WHAT IS BEING ASKED: Some lines in the records below may hold the word "title"; give the number of those lines and nothing else.

(Dataset excerpts)
===============

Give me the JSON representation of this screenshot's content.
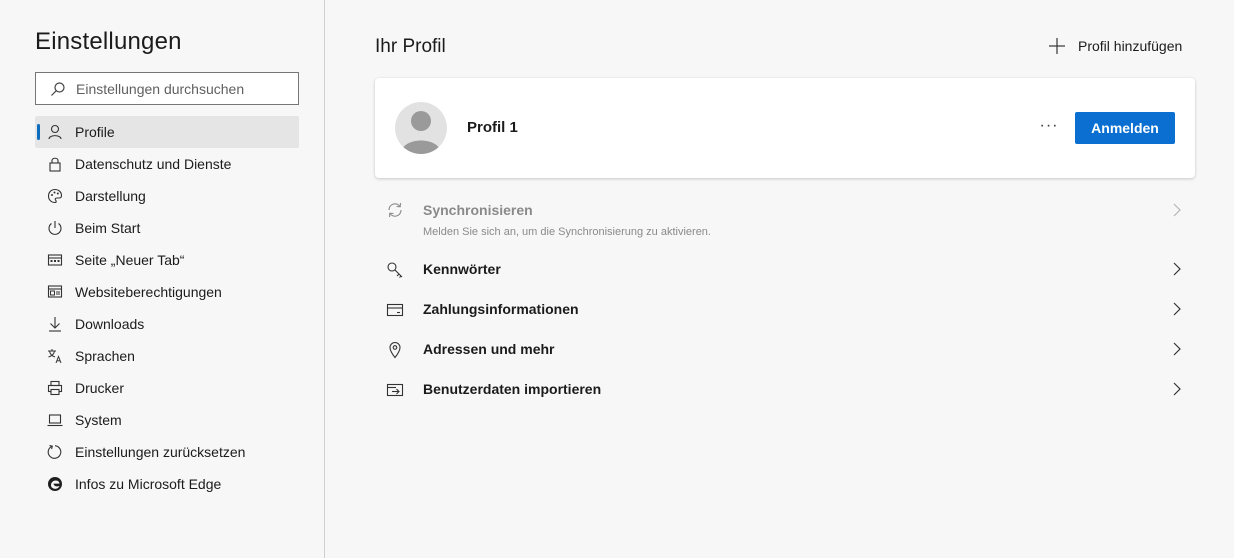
{
  "sidebar": {
    "title": "Einstellungen",
    "search": {
      "placeholder": "Einstellungen durchsuchen",
      "icon": "search-icon"
    },
    "items": [
      {
        "label": "Profile",
        "icon": "person-icon",
        "active": true
      },
      {
        "label": "Datenschutz und Dienste",
        "icon": "lock-icon"
      },
      {
        "label": "Darstellung",
        "icon": "palette-icon"
      },
      {
        "label": "Beim Start",
        "icon": "power-icon"
      },
      {
        "label": "Seite „Neuer Tab“",
        "icon": "new-tab-icon"
      },
      {
        "label": "Websiteberechtigungen",
        "icon": "site-permissions-icon"
      },
      {
        "label": "Downloads",
        "icon": "download-icon"
      },
      {
        "label": "Sprachen",
        "icon": "language-icon"
      },
      {
        "label": "Drucker",
        "icon": "printer-icon"
      },
      {
        "label": "System",
        "icon": "laptop-icon"
      },
      {
        "label": "Einstellungen zurücksetzen",
        "icon": "reset-icon"
      },
      {
        "label": "Infos zu Microsoft Edge",
        "icon": "edge-logo-icon"
      }
    ]
  },
  "main": {
    "title": "Ihr Profil",
    "add_profile_label": "Profil hinzufügen",
    "profile": {
      "name": "Profil 1",
      "more_label": "···",
      "signin_label": "Anmelden"
    },
    "rows": [
      {
        "label": "Synchronisieren",
        "description": "Melden Sie sich an, um die Synchronisierung zu aktivieren.",
        "icon": "sync-icon",
        "disabled": true
      },
      {
        "label": "Kennwörter",
        "icon": "key-icon"
      },
      {
        "label": "Zahlungsinformationen",
        "icon": "card-icon"
      },
      {
        "label": "Adressen und mehr",
        "icon": "location-pin-icon"
      },
      {
        "label": "Benutzerdaten importieren",
        "icon": "import-icon"
      }
    ]
  },
  "colors": {
    "accent": "#0a6fd1",
    "background": "#f7f7f7",
    "active_nav": "#e5e5e5",
    "disabled_text": "#8a8a8a"
  }
}
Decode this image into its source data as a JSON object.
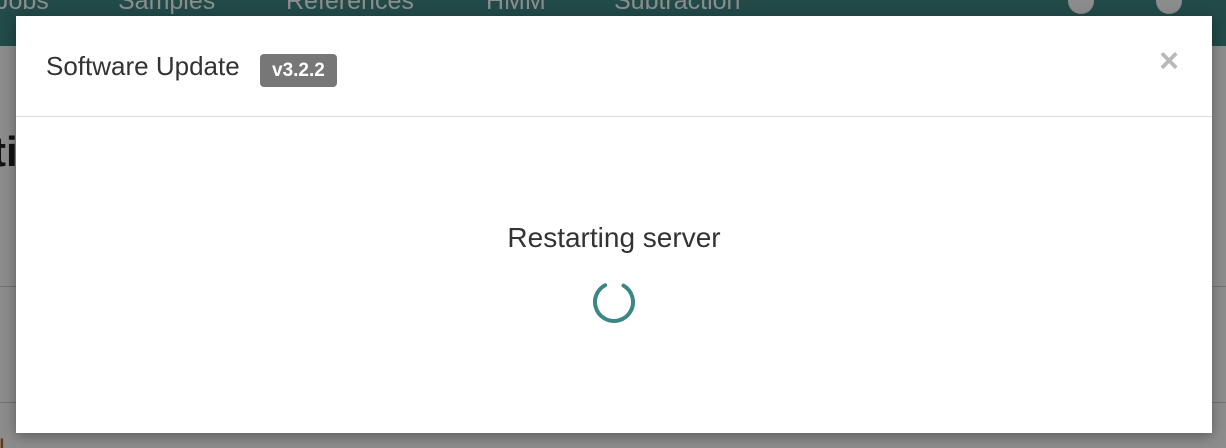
{
  "background": {
    "nav_items": [
      "Jobs",
      "Samples",
      "References",
      "HMM",
      "Subtraction"
    ],
    "heading_fragment": "ti",
    "navbar_color": "#3c8786"
  },
  "modal": {
    "title": "Software Update",
    "version_badge": "v3.2.2",
    "close_icon": "close-icon",
    "close_glyph": "×",
    "status_text": "Restarting server",
    "spinner_icon": "loading-spinner-icon",
    "accent_color": "#3c8786"
  }
}
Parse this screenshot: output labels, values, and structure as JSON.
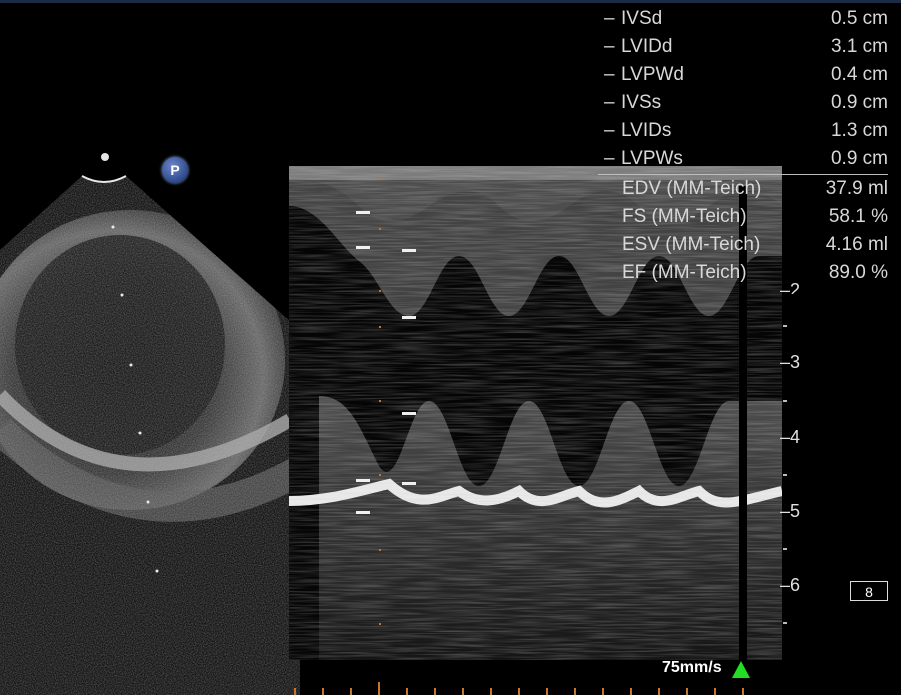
{
  "measurements": [
    {
      "label": "IVSd",
      "value": "0.5 cm"
    },
    {
      "label": "LVIDd",
      "value": "3.1 cm"
    },
    {
      "label": "LVPWd",
      "value": "0.4 cm"
    },
    {
      "label": "IVSs",
      "value": "0.9 cm"
    },
    {
      "label": "LVIDs",
      "value": "1.3 cm"
    },
    {
      "label": "LVPWs",
      "value": "0.9 cm"
    }
  ],
  "calculations": [
    {
      "label": "EDV (MM-Teich)",
      "value": "37.9 ml"
    },
    {
      "label": "FS (MM-Teich)",
      "value": "58.1 %"
    },
    {
      "label": "ESV (MM-Teich)",
      "value": "4.16 ml"
    },
    {
      "label": "EF (MM-Teich)",
      "value": "89.0 %"
    }
  ],
  "depth_scale": {
    "labels": [
      "2",
      "3",
      "4",
      "5",
      "6"
    ]
  },
  "sweep_speed": "75mm/s",
  "zone_indicator": "8",
  "probe_marker": "P",
  "colors": {
    "marker_green": "#22dd22",
    "text": "#d8d8d8",
    "topbar": "#1c2b44"
  }
}
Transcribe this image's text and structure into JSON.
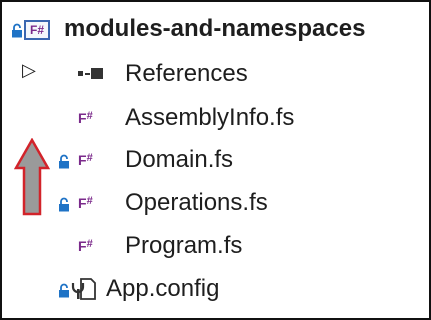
{
  "tree": {
    "project": {
      "label": "modules-and-namespaces",
      "icon": "fsharp-project-icon"
    },
    "items": [
      {
        "label": "References",
        "icon": "references-icon",
        "expander": "▷",
        "locked": false
      },
      {
        "label": "AssemblyInfo.fs",
        "icon": "fsharp-file-icon",
        "locked": false
      },
      {
        "label": "Domain.fs",
        "icon": "fsharp-file-icon",
        "locked": true
      },
      {
        "label": "Operations.fs",
        "icon": "fsharp-file-icon",
        "locked": true
      },
      {
        "label": "Program.fs",
        "icon": "fsharp-file-icon",
        "locked": false
      },
      {
        "label": "App.config",
        "icon": "config-file-icon",
        "locked": true
      }
    ],
    "file_badge": "F",
    "file_badge_hash": "#",
    "project_badge": "F#"
  },
  "colors": {
    "lock": "#1f73c6",
    "fsharp": "#7b2a8b",
    "arrow_fill": "#9a9a9a",
    "arrow_stroke": "#d2232a"
  },
  "annotation": {
    "icon": "up-arrow-annotation"
  }
}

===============

WRITTEN REPLY: 3